Instructions for the task >> Print the entries verbatim, leaving out the images they contain.

- Opening Delimiter -

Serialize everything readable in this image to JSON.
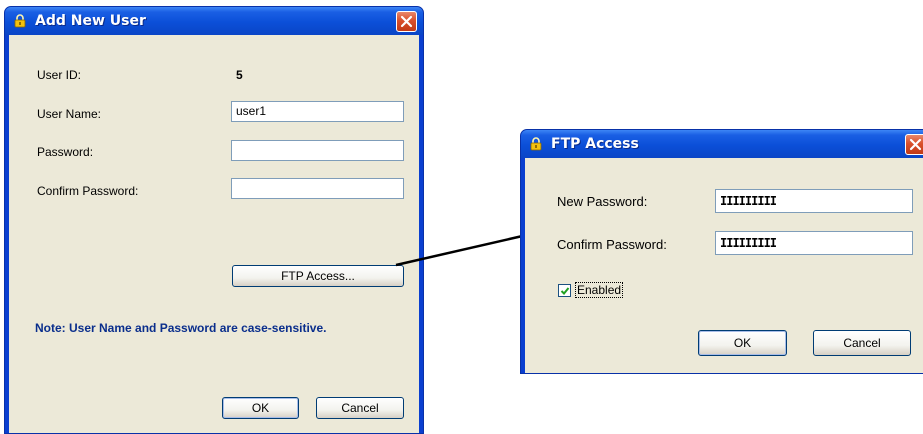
{
  "add_user_dialog": {
    "title": "Add New User",
    "user_id_label": "User ID:",
    "user_id_value": "5",
    "user_name_label": "User Name:",
    "user_name_value": "user1",
    "password_label": "Password:",
    "password_value": "",
    "confirm_password_label": "Confirm Password:",
    "confirm_password_value": "",
    "ftp_access_button": "FTP Access...",
    "note": "Note: User Name and Password are case-sensitive.",
    "ok_button": "OK",
    "cancel_button": "Cancel"
  },
  "ftp_access_dialog": {
    "title": "FTP Access",
    "new_password_label": "New Password:",
    "new_password_value": "IIIIIIIII",
    "confirm_password_label": "Confirm Password:",
    "confirm_password_value": "IIIIIIIII",
    "enabled_label": "Enabled",
    "enabled_checked": true,
    "ok_button": "OK",
    "cancel_button": "Cancel"
  },
  "icons": {
    "title_icon": "lock-icon",
    "close_icon": "close-icon",
    "check_icon": "check-icon"
  },
  "colors": {
    "titlebar": "#0b4fd8",
    "client": "#ece9d8",
    "note_text": "#0a2e8c",
    "close_button": "#d9502c"
  }
}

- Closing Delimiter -

Reply to the task >>
Serialize everything readable in this image to JSON.
{
  "add_user_dialog": {
    "title": "Add New User",
    "user_id_label": "User ID:",
    "user_id_value": "5",
    "user_name_label": "User Name:",
    "user_name_value": "user1",
    "password_label": "Password:",
    "password_value": "",
    "confirm_password_label": "Confirm Password:",
    "confirm_password_value": "",
    "ftp_access_button": "FTP Access...",
    "note": "Note: User Name and Password are case-sensitive.",
    "ok_button": "OK",
    "cancel_button": "Cancel"
  },
  "ftp_access_dialog": {
    "title": "FTP Access",
    "new_password_label": "New Password:",
    "new_password_value": "IIIIIIIII",
    "confirm_password_label": "Confirm Password:",
    "confirm_password_value": "IIIIIIIII",
    "enabled_label": "Enabled",
    "enabled_checked": true,
    "ok_button": "OK",
    "cancel_button": "Cancel"
  },
  "icons": {
    "title_icon": "lock-icon",
    "close_icon": "close-icon",
    "check_icon": "check-icon"
  },
  "colors": {
    "titlebar": "#0b4fd8",
    "client": "#ece9d8",
    "note_text": "#0a2e8c",
    "close_button": "#d9502c"
  }
}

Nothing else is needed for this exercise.